Blood Vessels and Cerebrospinal Fluid
In this section, we will be considering the blood vessels and CSF. This area is concerned with the structures that conduct fluids around the central nervous system, detailing the areas supplied with arterial blood, the venous drainage and the movement of CSF around the brain and spinal cord.
Arterial blood is essential to the CNS. The central nervous system, like any system of the body, requires constant oxygenation and nourishment. The brain has a particularly high oxygen demand – at rest it represents one fifth of the body’s total oxygen consumption. It is also very sensitive to oxygen deprivation, with ischemic cell death resulting within minutes. In this article in our blood vessels and CSF section, we shall look at the arterial structures supplying the brain and spinal cord.
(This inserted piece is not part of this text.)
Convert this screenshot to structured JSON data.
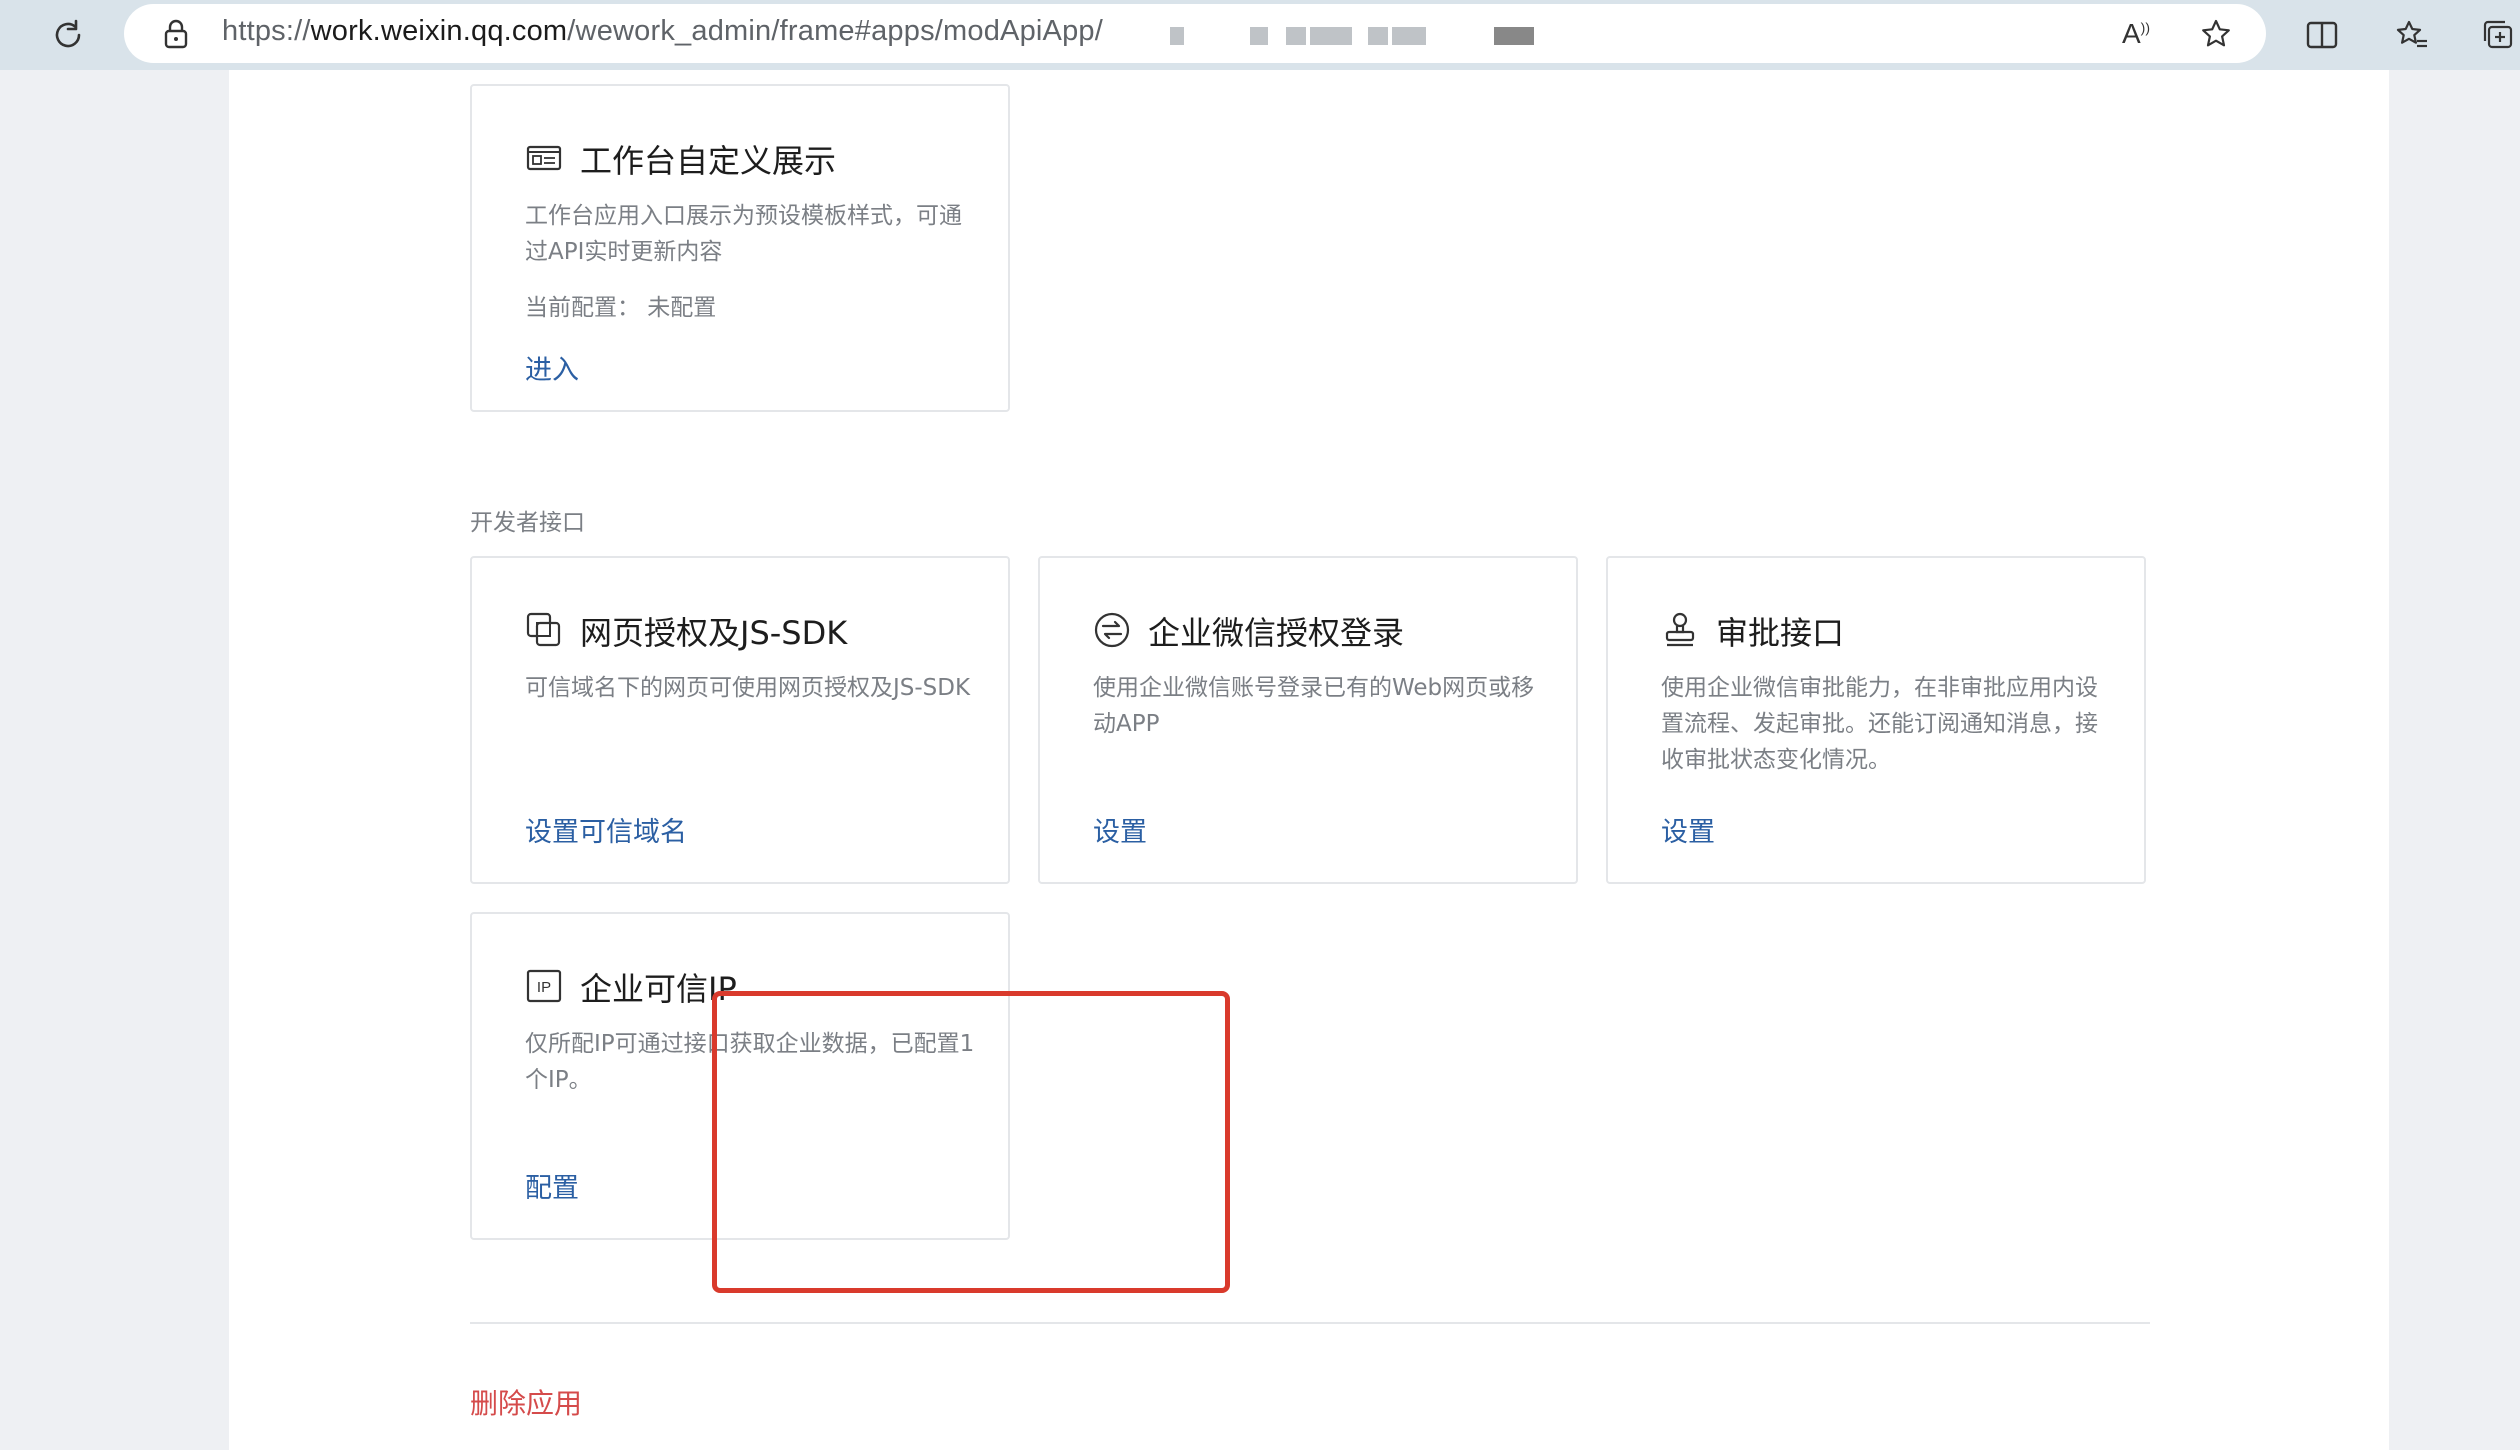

The venous drainage of the central nervous system is complex, and rather uniquely, does not follow the arterial supply. The cerebrum, cerebellum and brainstem are drained by numerous veins, which empty into the dural venous sinuses. The spinal cord is supplied by anterior and posterior spinal veins, which drain into the internal and external vertebral plexuses. In this article within our blood vessels and CSF section, we will discuss the dural venous sinuses, cerebral veins, spinal veins, and consider the clinical relevance of the described anatomy.
Another whole article within the blood vessels and CSF section is dedicated to the cavernous sinus. This is particularly important structure due to its clinical implications, which are discussed in more detail in the article.
In the article on the ventricles within the CNS, we will discuss their structure and consider the function of the CSF too. The ventricular system is a set of communicating cavities within the brain. These structures are responsible for the production, transport and removal of cerebrospinal fluid, which bathes the central nervous system. In this article, we shall look at the functions and production of cerebrospinal fluid, and the anatomy of the ventricles that contains it.